:: Input data
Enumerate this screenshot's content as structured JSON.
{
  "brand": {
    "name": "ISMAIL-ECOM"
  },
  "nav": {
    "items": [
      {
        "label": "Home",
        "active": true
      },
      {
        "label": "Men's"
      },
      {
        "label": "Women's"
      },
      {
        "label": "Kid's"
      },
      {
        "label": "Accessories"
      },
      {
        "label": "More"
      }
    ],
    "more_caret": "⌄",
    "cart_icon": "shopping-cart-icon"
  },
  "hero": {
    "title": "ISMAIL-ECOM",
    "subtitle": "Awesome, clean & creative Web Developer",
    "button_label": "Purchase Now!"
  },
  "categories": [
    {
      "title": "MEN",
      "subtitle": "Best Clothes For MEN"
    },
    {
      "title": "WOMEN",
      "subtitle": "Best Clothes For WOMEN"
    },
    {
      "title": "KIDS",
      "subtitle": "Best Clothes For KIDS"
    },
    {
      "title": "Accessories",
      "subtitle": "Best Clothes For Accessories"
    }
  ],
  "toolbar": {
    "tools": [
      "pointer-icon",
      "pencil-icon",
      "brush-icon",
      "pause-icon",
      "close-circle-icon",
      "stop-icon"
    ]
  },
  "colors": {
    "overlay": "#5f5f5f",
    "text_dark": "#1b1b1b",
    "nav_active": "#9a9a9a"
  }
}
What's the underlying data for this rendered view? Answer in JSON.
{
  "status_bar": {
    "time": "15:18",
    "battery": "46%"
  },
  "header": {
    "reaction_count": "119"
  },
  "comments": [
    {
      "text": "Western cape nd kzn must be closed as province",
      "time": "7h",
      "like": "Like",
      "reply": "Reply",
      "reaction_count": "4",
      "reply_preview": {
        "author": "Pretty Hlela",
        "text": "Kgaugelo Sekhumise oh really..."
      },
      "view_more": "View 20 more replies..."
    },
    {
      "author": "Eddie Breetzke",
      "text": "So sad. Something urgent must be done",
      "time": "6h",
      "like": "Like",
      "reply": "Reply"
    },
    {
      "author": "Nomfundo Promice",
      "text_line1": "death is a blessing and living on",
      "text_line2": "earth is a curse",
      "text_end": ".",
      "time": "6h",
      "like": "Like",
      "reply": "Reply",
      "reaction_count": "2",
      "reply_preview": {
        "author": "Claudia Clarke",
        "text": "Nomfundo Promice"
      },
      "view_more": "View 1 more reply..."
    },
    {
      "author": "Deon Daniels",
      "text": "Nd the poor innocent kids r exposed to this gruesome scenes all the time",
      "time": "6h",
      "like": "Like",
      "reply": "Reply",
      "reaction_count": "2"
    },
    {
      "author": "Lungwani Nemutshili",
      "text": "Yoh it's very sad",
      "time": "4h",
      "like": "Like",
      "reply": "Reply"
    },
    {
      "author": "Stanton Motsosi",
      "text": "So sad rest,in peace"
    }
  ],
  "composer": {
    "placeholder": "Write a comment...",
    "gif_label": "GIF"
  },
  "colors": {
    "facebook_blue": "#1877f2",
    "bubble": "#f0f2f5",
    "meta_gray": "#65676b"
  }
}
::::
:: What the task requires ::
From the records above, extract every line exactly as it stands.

:: Final answer ::
Enumerate this screenshot's content as structured JSON.
{
  "brand": {
    "name": "ISMAIL-ECOM"
  },
  "nav": {
    "items": [
      {
        "label": "Home",
        "active": true
      },
      {
        "label": "Men's"
      },
      {
        "label": "Women's"
      },
      {
        "label": "Kid's"
      },
      {
        "label": "Accessories"
      },
      {
        "label": "More"
      }
    ],
    "more_caret": "⌄",
    "cart_icon": "shopping-cart-icon"
  },
  "hero": {
    "title": "ISMAIL-ECOM",
    "subtitle": "Awesome, clean & creative Web Developer",
    "button_label": "Purchase Now!"
  },
  "categories": [
    {
      "title": "MEN",
      "subtitle": "Best Clothes For MEN"
    },
    {
      "title": "WOMEN",
      "subtitle": "Best Clothes For WOMEN"
    },
    {
      "title": "KIDS",
      "subtitle": "Best Clothes For KIDS"
    },
    {
      "title": "Accessories",
      "subtitle": "Best Clothes For Accessories"
    }
  ],
  "toolbar": {
    "tools": [
      "pointer-icon",
      "pencil-icon",
      "brush-icon",
      "pause-icon",
      "close-circle-icon",
      "stop-icon"
    ]
  },
  "colors": {
    "overlay": "#5f5f5f",
    "text_dark": "#1b1b1b",
    "nav_active": "#9a9a9a"
  }
}
What's the underlying data for this rendered view? Answer in JSON.
{
  "status_bar": {
    "time": "15:18",
    "battery": "46%"
  },
  "header": {
    "reaction_count": "119"
  },
  "comments": [
    {
      "text": "Western cape nd kzn must be closed as province",
      "time": "7h",
      "like": "Like",
      "reply": "Reply",
      "reaction_count": "4",
      "reply_preview": {
        "author": "Pretty Hlela",
        "text": "Kgaugelo Sekhumise oh really..."
      },
      "view_more": "View 20 more replies..."
    },
    {
      "author": "Eddie Breetzke",
      "text": "So sad. Something urgent must be done",
      "time": "6h",
      "like": "Like",
      "reply": "Reply"
    },
    {
      "author": "Nomfundo Promice",
      "text_line1": "death is a blessing and living on",
      "text_line2": "earth is a curse",
      "text_end": ".",
      "time": "6h",
      "like": "Like",
      "reply": "Reply",
      "reaction_count": "2",
      "reply_preview": {
        "author": "Claudia Clarke",
        "text": "Nomfundo Promice"
      },
      "view_more": "View 1 more reply..."
    },
    {
      "author": "Deon Daniels",
      "text": "Nd the poor innocent kids r exposed to this gruesome scenes all the time",
      "time": "6h",
      "like": "Like",
      "reply": "Reply",
      "reaction_count": "2"
    },
    {
      "author": "Lungwani Nemutshili",
      "text": "Yoh it's very sad",
      "time": "4h",
      "like": "Like",
      "reply": "Reply"
    },
    {
      "author": "Stanton Motsosi",
      "text": "So sad rest,in peace"
    }
  ],
  "composer": {
    "placeholder": "Write a comment...",
    "gif_label": "GIF"
  },
  "colors": {
    "facebook_blue": "#1877f2",
    "bubble": "#f0f2f5",
    "meta_gray": "#65676b"
  }
}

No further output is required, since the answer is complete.